Supervising students in the modelling of infectious diseases
Dr Theresia Marijani from Tanzania was born the fourth child in a family of five children. At primary school, her life totally changed when her father lost his job and her mother struggled to pay the children’s school fees with the low salary she earned as a secretary.
During this period, Theresia caught malaria and was forced to miss some of her studies. It was at this point that she first dreamed of solving the problem of malaria and decided she would study science. However, her dream seemed to die when there were no good biology teachers available. A motivational maths teacher at her school inspired her to switch to mathematics.
Years after making this important decision, Theresia went on to receive a government undergraduate fellowship and began a Bachelor of Science in Mathematics and Statistics. While Theresia was in the middle of her studies, her mother retired and she could no longer consider a Master’s or PhD as an option. Her priority became to find any career in science. But at the end of her first year, a woman introduced her to the possibility of studying a Master’s of Science abroad if she maintained a high Grade Point Average (GPA). Theresia decided to pursue this route and worked hard at her first degree. After finishing her final exams, she applied to AIMS South Africa and secured a place. She describes the centre as an opportunity that “rose up in my dreams.” At AIMS South Africa she developed research skills and learned how mathematics and biology could be used to solve the problems that can be caused by diseases in society. Completing her studies at AIMS South Africa in 2006, Theresia began to apply the knowledge and research skills she had gained to pursue her dream of fighting infectious diseases. She received her PhD in mathematical modelling in 2012 and is now lecturing at the University of Dar es Salaam while pursuing research on infectious diseases.
“At AIMS I developed research skills and learned how mathematics and biology could be used to solve the problems that can be caused by diseases in society”

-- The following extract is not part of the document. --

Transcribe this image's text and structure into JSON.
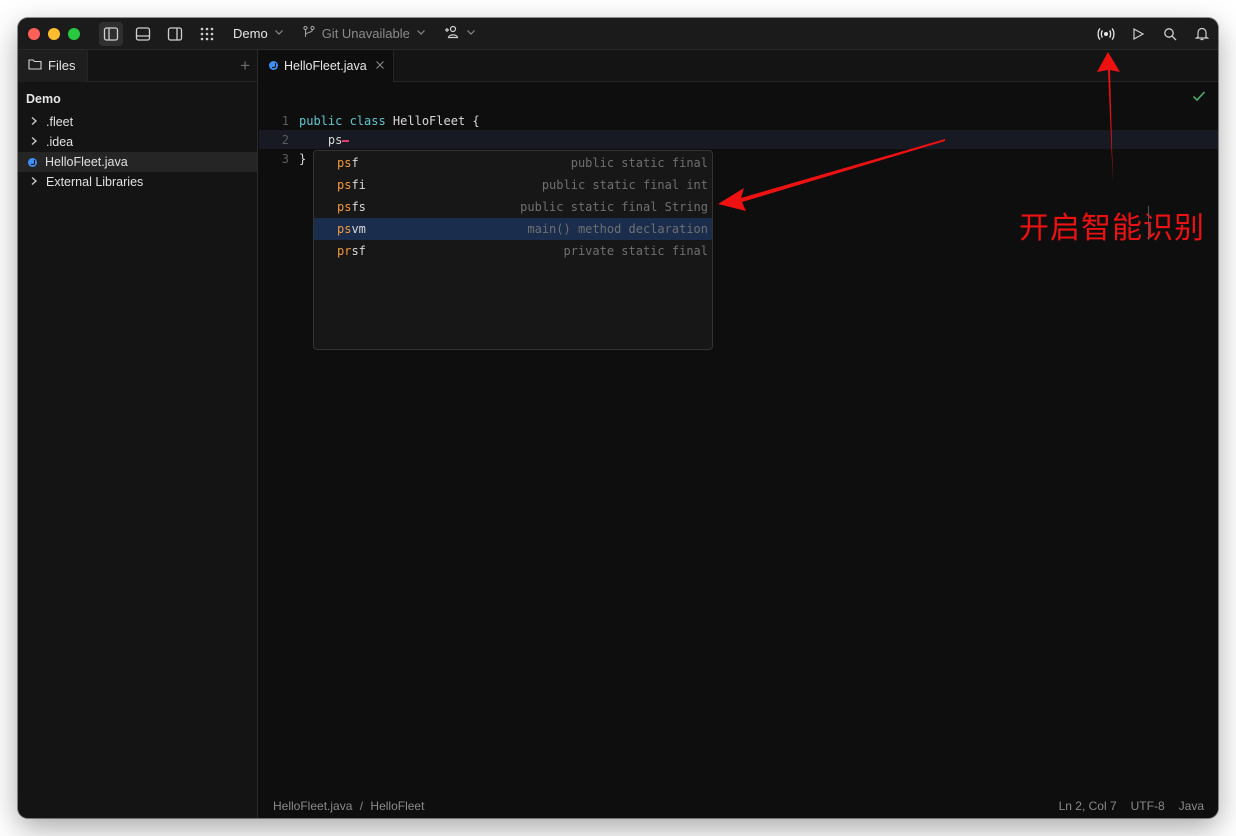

She loves to inspire young people to enjoy mathematics and is currently supervising Master’s students in the modelling of infectious disease. Offering a word of advice to future AIMS students, Theresia states: “Our deepest fear is not that we are inadequate, our deepest fear is that we are powerful beyond measure.”